chuckling, a half-empty bottle of pretty good bourbon between us.
He is neither flippant nor drunk, though more booze awaits us out
there in the temperate Sacramento twilight. Vollmann became famous for
fiction that treated the sex worker as muse – especially the street
stalker of those days in the Tenderloin of San Francisco when AIDS was
just coming to haunt the national psyche and the yuppie invasion was a
nightmare not yet hatched. His so-called prostitution trilogy - Whores for Gloria, Butterfly Stories, and The Royal Family -
is overflowing with life and empathy, nothing like the backcountry
machismo of Raymond Carver or fruitless experimentation of Donald
Barthelme, both oh-so-popular with young writers when Vollmann first
came on the scene after graduating from Cornell in 1981. He approached
the prostitute like an anthropologist, yet did so without condescension,
writing in Whores for Gloria, “The unpleasantnesses of her profession are largely caused by the criminal ambiance in which the prostitute must conduct it.”
Architects BK. Architecten
were tasked with converting this 15th century Dominican church into a
modern bookstore with the addition of 700 square meters of shopping
space. But there was one major catch: all the historical elements of the
547-year-old building including stained glass windows, pipe organ,
ceiling paintings and expansive arches had to remain intact.
Incredibly, BK. Architecten managed to add three levels of retail
space to the side wings of the church in a manner that the entire
structure can one day be removed in order to restore the church to its
original design. In addition only three colors of building materials
were used to mimic the existing palette of the cathedral’s interior to
further ensure that the bookstore would pay reverence to the original
space. (via Colossal)
(3) Third things third . . . a new look on sartorial swaps.
This is delightful. On her Tumblr Canadian photographer Hana Pesut has been posting an ongoing series of shots she calls "Switcheroo." As you see in the examples below, two participants are photographed together twice, once in their own outfits and again wearing the other's outfits -- each time against the same background. The power of contrast is amusing, but also revealing of something interesting about norms and expectations.
Two videos today . . . both of them depicting, well, let's call it what it is, the sublime.
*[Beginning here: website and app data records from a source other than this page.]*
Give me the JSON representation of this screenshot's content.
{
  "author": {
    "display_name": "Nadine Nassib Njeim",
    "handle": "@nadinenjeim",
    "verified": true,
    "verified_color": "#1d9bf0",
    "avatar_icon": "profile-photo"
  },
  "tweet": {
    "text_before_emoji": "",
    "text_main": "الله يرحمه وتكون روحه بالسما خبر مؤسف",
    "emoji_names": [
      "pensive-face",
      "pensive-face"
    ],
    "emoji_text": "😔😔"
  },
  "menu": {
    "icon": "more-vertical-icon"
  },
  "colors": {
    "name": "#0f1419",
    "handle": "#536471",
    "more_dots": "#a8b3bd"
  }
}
(1) The first comes to us from the halls of Harvard University, and it's our old friend once again, Mary Ruefle. (Two posts in a row, you're thinking, I can tell. Ah but poets require a refrain, don't they?) As with her best work, the surreal meets the humane, and something wonderful happens.
(2) And then there's David Lynch . . . and quinoa.
In the three decades I’ve been teaching, I find that the subset of
students is steadily increasing who consider nearly all words of three
or more syllables pretentious, with the exception of “pretentious”—which
is for them an indispensable term. Meanwhile, in recent years, a word
I’ve always been fond of—“artisanal”—has been swallowed by an enormous
maw. Its fine associations of individual tooling and subtle
calibration—the craftsman’s guild—have all but vanished. The word has
been devoured by fast-food franchises, supermarkets, junk-food
confectioners; any day now I’ll spot on some diner menu artisanal
s’mores, artisanal pigs in a blanket.
Like the librarians of Babel in Borges’ story, who are looking for
the book that will provide them with the key to all the others, we
oscillate between the illusion of perfection and the vertigo of the
unattainable. In the name of completeness, we would like to believe that
a unique order exists that would enable us to accede to knowledge all
in one go; in the name of the unattainable, we would like to think that
order and disorder are in fact the same word, denoting pure chance.
It is also possible that both are decoys, trompe l’oeils intended
to disguise the erosion of both books and systems. It is no bad thing
in any case that between the two our bookshelves should serve from time
to time as joggers of the memory, as cat rests and as lumber rooms.
The season is upon us for annual gift giving galore! Books are the best gifts, from the heart. Here is a selection of books we think might interest you, or someone near and dear to you, for the holidays.